Problem description:
In the entries below, find every line with the string "commit" and copy it.

(Dataset rows for apps and sites)
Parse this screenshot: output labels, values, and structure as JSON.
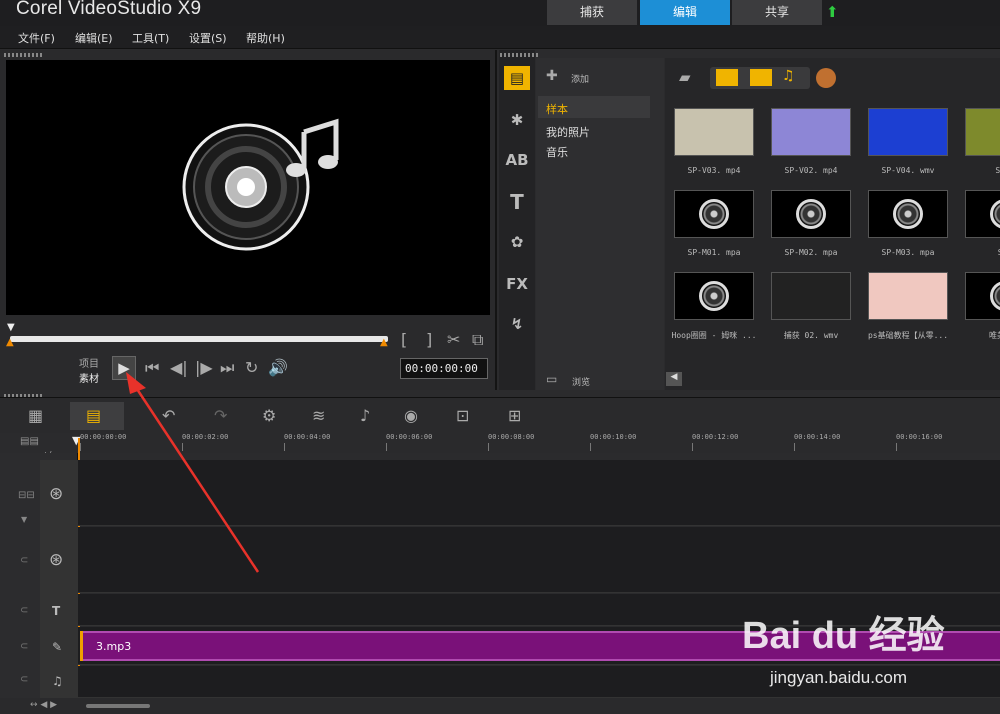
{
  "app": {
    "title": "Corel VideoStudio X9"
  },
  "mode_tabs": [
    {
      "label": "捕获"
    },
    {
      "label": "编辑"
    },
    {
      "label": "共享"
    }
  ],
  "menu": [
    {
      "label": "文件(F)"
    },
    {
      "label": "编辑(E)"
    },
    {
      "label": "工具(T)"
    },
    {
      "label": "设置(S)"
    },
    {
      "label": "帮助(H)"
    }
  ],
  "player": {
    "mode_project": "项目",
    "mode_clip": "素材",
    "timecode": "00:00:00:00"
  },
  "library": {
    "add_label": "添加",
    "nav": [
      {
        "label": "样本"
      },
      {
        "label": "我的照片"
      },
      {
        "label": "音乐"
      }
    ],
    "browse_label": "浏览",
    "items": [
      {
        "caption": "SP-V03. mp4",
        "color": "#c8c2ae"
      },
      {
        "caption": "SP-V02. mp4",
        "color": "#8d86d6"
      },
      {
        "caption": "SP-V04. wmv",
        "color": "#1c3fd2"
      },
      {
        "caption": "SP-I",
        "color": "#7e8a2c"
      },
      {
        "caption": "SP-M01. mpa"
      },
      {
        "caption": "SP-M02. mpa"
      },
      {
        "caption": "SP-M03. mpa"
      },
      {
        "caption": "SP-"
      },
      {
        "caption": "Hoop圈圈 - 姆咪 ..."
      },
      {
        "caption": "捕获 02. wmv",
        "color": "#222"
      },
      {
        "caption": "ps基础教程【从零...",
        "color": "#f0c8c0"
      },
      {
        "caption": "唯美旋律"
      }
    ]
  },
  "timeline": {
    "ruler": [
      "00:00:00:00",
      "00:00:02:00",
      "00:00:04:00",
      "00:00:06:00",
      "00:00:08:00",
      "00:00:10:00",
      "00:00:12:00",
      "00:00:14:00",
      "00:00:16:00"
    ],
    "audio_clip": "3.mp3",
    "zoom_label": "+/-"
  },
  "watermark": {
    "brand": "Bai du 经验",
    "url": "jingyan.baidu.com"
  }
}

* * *

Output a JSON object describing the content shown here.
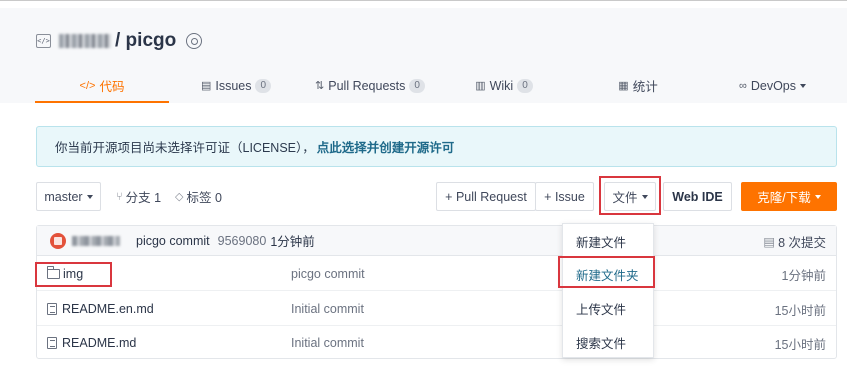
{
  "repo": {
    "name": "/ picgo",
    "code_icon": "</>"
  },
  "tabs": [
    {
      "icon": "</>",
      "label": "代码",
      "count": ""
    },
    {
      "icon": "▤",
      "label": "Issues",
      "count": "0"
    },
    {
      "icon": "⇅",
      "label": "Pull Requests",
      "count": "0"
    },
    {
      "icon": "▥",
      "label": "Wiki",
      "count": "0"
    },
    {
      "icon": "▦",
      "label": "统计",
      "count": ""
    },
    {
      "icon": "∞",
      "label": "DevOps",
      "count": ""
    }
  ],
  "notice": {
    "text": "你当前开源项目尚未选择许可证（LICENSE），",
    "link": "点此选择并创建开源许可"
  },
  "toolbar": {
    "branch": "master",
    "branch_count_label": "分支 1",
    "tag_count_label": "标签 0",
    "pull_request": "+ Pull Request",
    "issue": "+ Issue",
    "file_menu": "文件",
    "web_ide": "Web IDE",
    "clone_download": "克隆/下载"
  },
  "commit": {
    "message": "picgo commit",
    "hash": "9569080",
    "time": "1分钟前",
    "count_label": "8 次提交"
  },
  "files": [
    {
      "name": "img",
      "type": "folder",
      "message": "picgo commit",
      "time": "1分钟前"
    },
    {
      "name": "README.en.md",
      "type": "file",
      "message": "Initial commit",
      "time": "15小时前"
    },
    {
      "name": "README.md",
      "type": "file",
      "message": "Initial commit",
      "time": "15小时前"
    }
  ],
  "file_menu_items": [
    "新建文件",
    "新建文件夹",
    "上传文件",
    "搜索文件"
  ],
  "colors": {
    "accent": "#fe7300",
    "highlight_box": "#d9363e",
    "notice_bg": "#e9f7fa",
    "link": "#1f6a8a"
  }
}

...

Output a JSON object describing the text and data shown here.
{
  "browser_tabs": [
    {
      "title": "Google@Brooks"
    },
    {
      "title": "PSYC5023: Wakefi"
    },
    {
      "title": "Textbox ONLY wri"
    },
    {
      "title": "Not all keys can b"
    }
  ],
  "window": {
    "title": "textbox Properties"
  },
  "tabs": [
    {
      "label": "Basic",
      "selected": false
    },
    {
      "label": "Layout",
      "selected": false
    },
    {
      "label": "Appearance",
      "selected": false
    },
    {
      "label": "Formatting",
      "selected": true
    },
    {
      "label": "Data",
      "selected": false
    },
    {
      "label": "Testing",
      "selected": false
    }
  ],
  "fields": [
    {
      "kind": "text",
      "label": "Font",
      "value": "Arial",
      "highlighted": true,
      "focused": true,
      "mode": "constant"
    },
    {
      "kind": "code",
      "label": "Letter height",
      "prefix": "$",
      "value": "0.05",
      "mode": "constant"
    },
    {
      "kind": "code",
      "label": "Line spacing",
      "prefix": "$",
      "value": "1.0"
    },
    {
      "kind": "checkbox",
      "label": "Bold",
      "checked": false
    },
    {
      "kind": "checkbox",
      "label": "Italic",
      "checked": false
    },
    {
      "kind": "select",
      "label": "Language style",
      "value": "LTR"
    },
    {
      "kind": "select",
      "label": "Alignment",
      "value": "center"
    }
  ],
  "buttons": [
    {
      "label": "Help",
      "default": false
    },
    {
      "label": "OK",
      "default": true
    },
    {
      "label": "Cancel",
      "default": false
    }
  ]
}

Task solution:
  "commit": {
    "message": "picgo commit",
      "message": "picgo commit",
      "message": "Initial commit",
      "message": "Initial commit",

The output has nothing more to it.